→ What to produce
Copy the data exactly.

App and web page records
==*==
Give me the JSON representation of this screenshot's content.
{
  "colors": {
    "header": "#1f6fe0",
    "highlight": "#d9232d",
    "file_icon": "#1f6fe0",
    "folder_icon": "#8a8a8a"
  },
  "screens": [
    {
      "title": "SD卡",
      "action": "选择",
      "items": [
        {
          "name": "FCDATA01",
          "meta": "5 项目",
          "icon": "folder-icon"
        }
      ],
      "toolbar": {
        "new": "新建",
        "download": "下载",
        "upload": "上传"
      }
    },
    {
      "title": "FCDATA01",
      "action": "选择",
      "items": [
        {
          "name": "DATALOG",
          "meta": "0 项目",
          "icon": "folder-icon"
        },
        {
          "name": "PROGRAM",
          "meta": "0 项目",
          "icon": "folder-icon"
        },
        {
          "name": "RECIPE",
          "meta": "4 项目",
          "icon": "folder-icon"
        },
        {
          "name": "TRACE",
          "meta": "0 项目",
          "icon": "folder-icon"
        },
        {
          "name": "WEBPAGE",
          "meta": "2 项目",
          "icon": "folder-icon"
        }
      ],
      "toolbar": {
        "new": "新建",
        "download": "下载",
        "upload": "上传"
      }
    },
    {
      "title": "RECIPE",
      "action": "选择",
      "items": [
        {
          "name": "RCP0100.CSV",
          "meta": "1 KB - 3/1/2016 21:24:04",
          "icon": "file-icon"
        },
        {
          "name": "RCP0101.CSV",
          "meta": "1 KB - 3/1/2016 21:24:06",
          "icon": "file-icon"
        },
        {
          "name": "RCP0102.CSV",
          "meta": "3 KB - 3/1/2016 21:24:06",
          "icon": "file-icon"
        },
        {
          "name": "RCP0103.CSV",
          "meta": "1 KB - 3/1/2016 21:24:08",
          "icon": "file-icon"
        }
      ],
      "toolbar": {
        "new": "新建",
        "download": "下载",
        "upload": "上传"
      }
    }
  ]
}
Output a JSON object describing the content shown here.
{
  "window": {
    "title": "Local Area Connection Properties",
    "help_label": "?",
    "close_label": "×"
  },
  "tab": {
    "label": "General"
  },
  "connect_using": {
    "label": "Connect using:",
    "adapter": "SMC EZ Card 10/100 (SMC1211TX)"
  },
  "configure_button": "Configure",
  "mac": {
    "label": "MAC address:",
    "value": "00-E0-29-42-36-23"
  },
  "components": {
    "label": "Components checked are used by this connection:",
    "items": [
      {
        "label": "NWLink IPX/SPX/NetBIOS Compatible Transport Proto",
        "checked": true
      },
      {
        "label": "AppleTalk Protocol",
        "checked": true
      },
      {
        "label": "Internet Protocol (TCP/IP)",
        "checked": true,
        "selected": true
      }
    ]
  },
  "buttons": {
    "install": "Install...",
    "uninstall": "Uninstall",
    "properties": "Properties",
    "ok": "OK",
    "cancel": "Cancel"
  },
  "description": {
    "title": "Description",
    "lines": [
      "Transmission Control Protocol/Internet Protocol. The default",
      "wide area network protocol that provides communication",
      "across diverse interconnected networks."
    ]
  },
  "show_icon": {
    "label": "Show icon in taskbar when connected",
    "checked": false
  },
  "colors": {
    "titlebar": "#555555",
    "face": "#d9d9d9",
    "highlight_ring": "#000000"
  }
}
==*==
→ Solution to this exercise
Give me the JSON representation of this screenshot's content.
{
  "colors": {
    "header": "#1f6fe0",
    "highlight": "#d9232d",
    "file_icon": "#1f6fe0",
    "folder_icon": "#8a8a8a"
  },
  "screens": [
    {
      "title": "SD卡",
      "action": "选择",
      "items": [
        {
          "name": "FCDATA01",
          "meta": "5 项目",
          "icon": "folder-icon"
        }
      ],
      "toolbar": {
        "new": "新建",
        "download": "下载",
        "upload": "上传"
      }
    },
    {
      "title": "FCDATA01",
      "action": "选择",
      "items": [
        {
          "name": "DATALOG",
          "meta": "0 项目",
          "icon": "folder-icon"
        },
        {
          "name": "PROGRAM",
          "meta": "0 项目",
          "icon": "folder-icon"
        },
        {
          "name": "RECIPE",
          "meta": "4 项目",
          "icon": "folder-icon"
        },
        {
          "name": "TRACE",
          "meta": "0 项目",
          "icon": "folder-icon"
        },
        {
          "name": "WEBPAGE",
          "meta": "2 项目",
          "icon": "folder-icon"
        }
      ],
      "toolbar": {
        "new": "新建",
        "download": "下载",
        "upload": "上传"
      }
    },
    {
      "title": "RECIPE",
      "action": "选择",
      "items": [
        {
          "name": "RCP0100.CSV",
          "meta": "1 KB - 3/1/2016 21:24:04",
          "icon": "file-icon"
        },
        {
          "name": "RCP0101.CSV",
          "meta": "1 KB - 3/1/2016 21:24:06",
          "icon": "file-icon"
        },
        {
          "name": "RCP0102.CSV",
          "meta": "3 KB - 3/1/2016 21:24:06",
          "icon": "file-icon"
        },
        {
          "name": "RCP0103.CSV",
          "meta": "1 KB - 3/1/2016 21:24:08",
          "icon": "file-icon"
        }
      ],
      "toolbar": {
        "new": "新建",
        "download": "下载",
        "upload": "上传"
      }
    }
  ]
}
Output a JSON object describing the content shown here.
{
  "window": {
    "title": "Local Area Connection Properties",
    "help_label": "?",
    "close_label": "×"
  },
  "tab": {
    "label": "General"
  },
  "connect_using": {
    "label": "Connect using:",
    "adapter": "SMC EZ Card 10/100 (SMC1211TX)"
  },
  "configure_button": "Configure",
  "mac": {
    "label": "MAC address:",
    "value": "00-E0-29-42-36-23"
  },
  "components": {
    "label": "Components checked are used by this connection:",
    "items": [
      {
        "label": "NWLink IPX/SPX/NetBIOS Compatible Transport Proto",
        "checked": true
      },
      {
        "label": "AppleTalk Protocol",
        "checked": true
      },
      {
        "label": "Internet Protocol (TCP/IP)",
        "checked": true,
        "selected": true
      }
    ]
  },
  "buttons": {
    "install": "Install...",
    "uninstall": "Uninstall",
    "properties": "Properties",
    "ok": "OK",
    "cancel": "Cancel"
  },
  "description": {
    "title": "Description",
    "lines": [
      "Transmission Control Protocol/Internet Protocol. The default",
      "wide area network protocol that provides communication",
      "across diverse interconnected networks."
    ]
  },
  "show_icon": {
    "label": "Show icon in taskbar when connected",
    "checked": false
  },
  "colors": {
    "titlebar": "#555555",
    "face": "#d9d9d9",
    "highlight_ring": "#000000"
  }
}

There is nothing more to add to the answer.